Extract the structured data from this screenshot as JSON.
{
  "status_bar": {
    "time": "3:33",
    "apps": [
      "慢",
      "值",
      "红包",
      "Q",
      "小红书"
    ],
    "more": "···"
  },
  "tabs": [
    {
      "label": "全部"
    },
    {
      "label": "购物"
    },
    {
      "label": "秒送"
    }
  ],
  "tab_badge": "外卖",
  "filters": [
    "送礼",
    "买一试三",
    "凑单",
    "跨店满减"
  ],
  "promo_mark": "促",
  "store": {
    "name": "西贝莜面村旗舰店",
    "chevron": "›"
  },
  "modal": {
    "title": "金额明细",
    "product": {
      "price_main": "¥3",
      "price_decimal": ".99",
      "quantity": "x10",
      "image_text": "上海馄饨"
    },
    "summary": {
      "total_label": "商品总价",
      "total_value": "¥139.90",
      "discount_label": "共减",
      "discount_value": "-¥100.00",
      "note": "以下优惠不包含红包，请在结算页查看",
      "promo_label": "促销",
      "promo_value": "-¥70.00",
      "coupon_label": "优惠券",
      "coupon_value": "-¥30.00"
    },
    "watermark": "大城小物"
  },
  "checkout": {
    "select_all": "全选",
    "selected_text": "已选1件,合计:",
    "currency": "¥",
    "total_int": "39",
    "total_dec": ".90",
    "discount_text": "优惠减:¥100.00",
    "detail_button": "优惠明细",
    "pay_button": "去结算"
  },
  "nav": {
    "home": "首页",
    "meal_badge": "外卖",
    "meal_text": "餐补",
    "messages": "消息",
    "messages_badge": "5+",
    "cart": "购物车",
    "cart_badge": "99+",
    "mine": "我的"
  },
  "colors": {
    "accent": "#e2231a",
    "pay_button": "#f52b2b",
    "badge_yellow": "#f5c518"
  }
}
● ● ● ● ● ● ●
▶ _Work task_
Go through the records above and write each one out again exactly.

▶ _Your response_
Extract the structured data from this screenshot as JSON.
{
  "status_bar": {
    "time": "3:33",
    "apps": [
      "慢",
      "值",
      "红包",
      "Q",
      "小红书"
    ],
    "more": "···"
  },
  "tabs": [
    {
      "label": "全部"
    },
    {
      "label": "购物"
    },
    {
      "label": "秒送"
    }
  ],
  "tab_badge": "外卖",
  "filters": [
    "送礼",
    "买一试三",
    "凑单",
    "跨店满减"
  ],
  "promo_mark": "促",
  "store": {
    "name": "西贝莜面村旗舰店",
    "chevron": "›"
  },
  "modal": {
    "title": "金额明细",
    "product": {
      "price_main": "¥3",
      "price_decimal": ".99",
      "quantity": "x10",
      "image_text": "上海馄饨"
    },
    "summary": {
      "total_label": "商品总价",
      "total_value": "¥139.90",
      "discount_label": "共减",
      "discount_value": "-¥100.00",
      "note": "以下优惠不包含红包，请在结算页查看",
      "promo_label": "促销",
      "promo_value": "-¥70.00",
      "coupon_label": "优惠券",
      "coupon_value": "-¥30.00"
    },
    "watermark": "大城小物"
  },
  "checkout": {
    "select_all": "全选",
    "selected_text": "已选1件,合计:",
    "currency": "¥",
    "total_int": "39",
    "total_dec": ".90",
    "discount_text": "优惠减:¥100.00",
    "detail_button": "优惠明细",
    "pay_button": "去结算"
  },
  "nav": {
    "home": "首页",
    "meal_badge": "外卖",
    "meal_text": "餐补",
    "messages": "消息",
    "messages_badge": "5+",
    "cart": "购物车",
    "cart_badge": "99+",
    "mine": "我的"
  },
  "colors": {
    "accent": "#e2231a",
    "pay_button": "#f52b2b",
    "badge_yellow": "#f5c518"
  }
}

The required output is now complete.